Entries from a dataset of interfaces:
________________________

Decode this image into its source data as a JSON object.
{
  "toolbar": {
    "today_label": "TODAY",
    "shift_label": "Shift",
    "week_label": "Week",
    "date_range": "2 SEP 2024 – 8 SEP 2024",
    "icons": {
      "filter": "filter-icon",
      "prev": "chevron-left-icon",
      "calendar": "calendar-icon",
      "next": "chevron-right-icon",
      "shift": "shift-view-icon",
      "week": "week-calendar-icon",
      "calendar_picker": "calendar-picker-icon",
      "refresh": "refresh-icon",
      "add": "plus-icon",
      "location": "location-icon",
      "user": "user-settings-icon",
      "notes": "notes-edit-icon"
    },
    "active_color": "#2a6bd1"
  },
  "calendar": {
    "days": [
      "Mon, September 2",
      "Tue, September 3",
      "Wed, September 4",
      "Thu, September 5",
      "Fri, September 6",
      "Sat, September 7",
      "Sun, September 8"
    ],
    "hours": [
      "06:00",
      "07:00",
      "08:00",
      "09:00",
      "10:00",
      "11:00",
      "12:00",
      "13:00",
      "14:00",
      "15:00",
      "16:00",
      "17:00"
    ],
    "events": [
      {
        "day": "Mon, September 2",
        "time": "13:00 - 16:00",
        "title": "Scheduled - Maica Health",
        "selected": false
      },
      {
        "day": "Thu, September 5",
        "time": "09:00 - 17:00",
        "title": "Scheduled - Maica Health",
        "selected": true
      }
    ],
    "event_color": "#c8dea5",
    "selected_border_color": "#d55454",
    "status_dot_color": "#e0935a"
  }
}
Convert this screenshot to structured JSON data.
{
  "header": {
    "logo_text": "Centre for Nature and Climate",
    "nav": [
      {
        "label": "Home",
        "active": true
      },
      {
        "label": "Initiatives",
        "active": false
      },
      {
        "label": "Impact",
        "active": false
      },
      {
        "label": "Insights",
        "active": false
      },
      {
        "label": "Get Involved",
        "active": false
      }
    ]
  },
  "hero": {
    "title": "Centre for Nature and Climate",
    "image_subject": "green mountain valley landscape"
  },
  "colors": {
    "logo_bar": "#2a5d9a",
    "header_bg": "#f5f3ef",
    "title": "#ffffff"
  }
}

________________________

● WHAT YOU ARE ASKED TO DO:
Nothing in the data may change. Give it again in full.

● WRITTEN REPLY:
Decode this image into its source data as a JSON object.
{
  "toolbar": {
    "today_label": "TODAY",
    "shift_label": "Shift",
    "week_label": "Week",
    "date_range": "2 SEP 2024 – 8 SEP 2024",
    "icons": {
      "filter": "filter-icon",
      "prev": "chevron-left-icon",
      "calendar": "calendar-icon",
      "next": "chevron-right-icon",
      "shift": "shift-view-icon",
      "week": "week-calendar-icon",
      "calendar_picker": "calendar-picker-icon",
      "refresh": "refresh-icon",
      "add": "plus-icon",
      "location": "location-icon",
      "user": "user-settings-icon",
      "notes": "notes-edit-icon"
    },
    "active_color": "#2a6bd1"
  },
  "calendar": {
    "days": [
      "Mon, September 2",
      "Tue, September 3",
      "Wed, September 4",
      "Thu, September 5",
      "Fri, September 6",
      "Sat, September 7",
      "Sun, September 8"
    ],
    "hours": [
      "06:00",
      "07:00",
      "08:00",
      "09:00",
      "10:00",
      "11:00",
      "12:00",
      "13:00",
      "14:00",
      "15:00",
      "16:00",
      "17:00"
    ],
    "events": [
      {
        "day": "Mon, September 2",
        "time": "13:00 - 16:00",
        "title": "Scheduled - Maica Health",
        "selected": false
      },
      {
        "day": "Thu, September 5",
        "time": "09:00 - 17:00",
        "title": "Scheduled - Maica Health",
        "selected": true
      }
    ],
    "event_color": "#c8dea5",
    "selected_border_color": "#d55454",
    "status_dot_color": "#e0935a"
  }
}
Convert this screenshot to structured JSON data.
{
  "header": {
    "logo_text": "Centre for Nature and Climate",
    "nav": [
      {
        "label": "Home",
        "active": true
      },
      {
        "label": "Initiatives",
        "active": false
      },
      {
        "label": "Impact",
        "active": false
      },
      {
        "label": "Insights",
        "active": false
      },
      {
        "label": "Get Involved",
        "active": false
      }
    ]
  },
  "hero": {
    "title": "Centre for Nature and Climate",
    "image_subject": "green mountain valley landscape"
  },
  "colors": {
    "logo_bar": "#2a5d9a",
    "header_bg": "#f5f3ef",
    "title": "#ffffff"
  }
}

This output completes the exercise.